Expungement is the removal or destruction of a person’s criminal record. Expungements can be beneficial to clients for a number of reasons. Expungements and who is entitled to them is governed by statute in Louisiana. The law regarding expungements is complex and has been changed regularly over the last few years. It is very important for any criminal defendant to understand the law regarding expungements during every stage of the proceedings. Decisions made at trial will have a direct affect on whether an arrest, charge, or conviction can be expunged in the future.
The law regarding misdemeanors and felonies differs somewhat, but can be explained in three separate categories. First, arrests or charges where the defendant is never convicted. Second, charges where a person is convicted, but pleads under a special statute that allows the charge to be set aside as an acquittal at a later date. Third, charges where a person is convicted or pleads guilty.
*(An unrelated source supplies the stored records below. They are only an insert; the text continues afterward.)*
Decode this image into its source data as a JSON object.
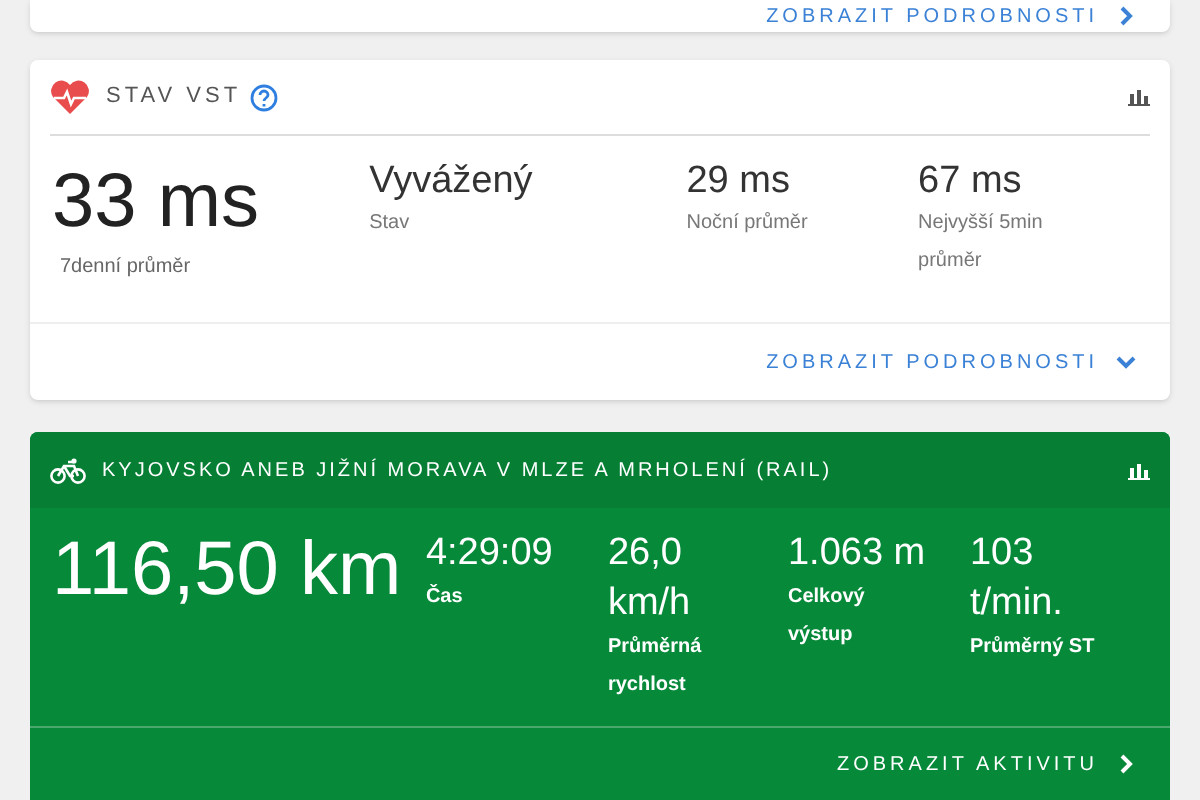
{
  "top_card": {
    "link": "ZOBRAZIT PODROBNOSTI"
  },
  "hrv_card": {
    "title": "STAV VST",
    "main": {
      "value": "33 ms",
      "label": "7denní průměr"
    },
    "stats": [
      {
        "value": "Vyvážený",
        "label": "Stav"
      },
      {
        "value": "29 ms",
        "label": "Noční průměr"
      },
      {
        "value": "67 ms",
        "label": "Nejvyšší 5min průměr"
      }
    ],
    "link": "ZOBRAZIT PODROBNOSTI"
  },
  "activity_card": {
    "title": "KYJOVSKO ANEB JIŽNÍ MORAVA V MLZE A MRHOLENÍ (RAIL)",
    "main": {
      "value": "116,50 km"
    },
    "stats": [
      {
        "value": "4:29:09",
        "label": "Čas"
      },
      {
        "value": "26,0 km/h",
        "label": "Průměrná rychlost"
      },
      {
        "value": "1.063 m",
        "label": "Celkový výstup"
      },
      {
        "value": "103 t/min.",
        "label": "Průměrný ST"
      }
    ],
    "link": "ZOBRAZIT AKTIVITU"
  }
}
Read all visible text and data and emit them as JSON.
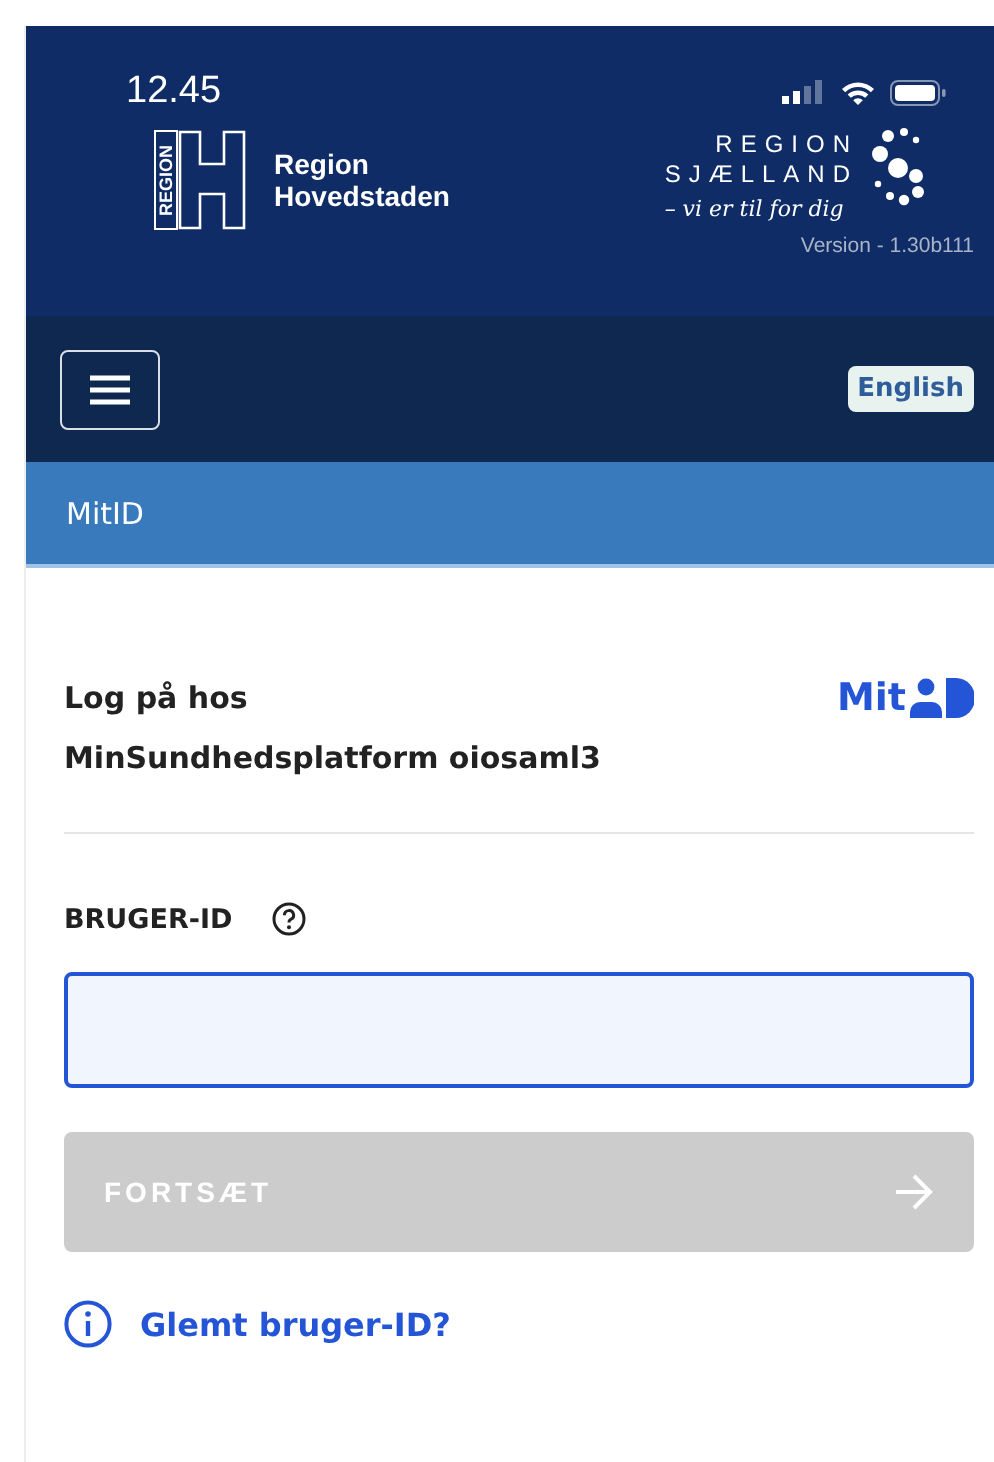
{
  "status_bar": {
    "time": "12.45"
  },
  "header": {
    "logo_left": {
      "mark": "REGION",
      "name": "Region Hovedstaden"
    },
    "logo_right": {
      "line1": "REGION",
      "line2": "SJÆLLAND",
      "tagline": "– vi er til for dig"
    },
    "version": "Version - 1.30b111"
  },
  "nav": {
    "language_button": "English"
  },
  "section_bar": {
    "title": "MitID"
  },
  "login": {
    "heading_line1": "Log på hos",
    "heading_line2": "MinSundhedsplatform oiosaml3",
    "brand": "Mit",
    "field": {
      "label": "BRUGER-ID",
      "focused": true
    },
    "continue_button": {
      "label": "FORTSÆT",
      "disabled": true
    },
    "help_link": "Glemt bruger-ID?"
  }
}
Each category is treated differently when it comes to expungements, so it is important to understand the differences.
When a person is arrested for a crime and is never convicted, they are generally entitled to expungement of the criminal record from all public records. This type of expungement removes any record of the crime from public access and cannot be used by government entities in the future. A person could be arrested but never convicted because the prosecutor declines to accept the charges, the person enters some type of Pre-Trial Diversion, the charges are dismissed prior to trial, or the charges are taken to trial and the person is acquitted.
The second category of charges subject to expungement involve guilty pleas under special statutes. These statutes allow defendants to plead to their charges under these special statutes which will allow the conviction to be “set aside” after a certain period of time has passed and no other charges have been received. Lastly, defendants who plead guilty to misdemeanor offenses or who are convicted after a trial are also allowed to expunge their charges if a number of years have passed and they have no other charges pending against them. Felony convictions are generally not subject to expungement if they do not fall under the special statute mentioned above.
If a charge is subject to expungement, the process for filing is straightforward and can be completed within a few weeks. If you would like more information, please contact us to set up an appointment.
Robert J. Landry is located in Houma, Louisiana and performs work in Terrebonne, Lafourche, Tangipahoa, St. Tammany and East Baton Rouge Parishes.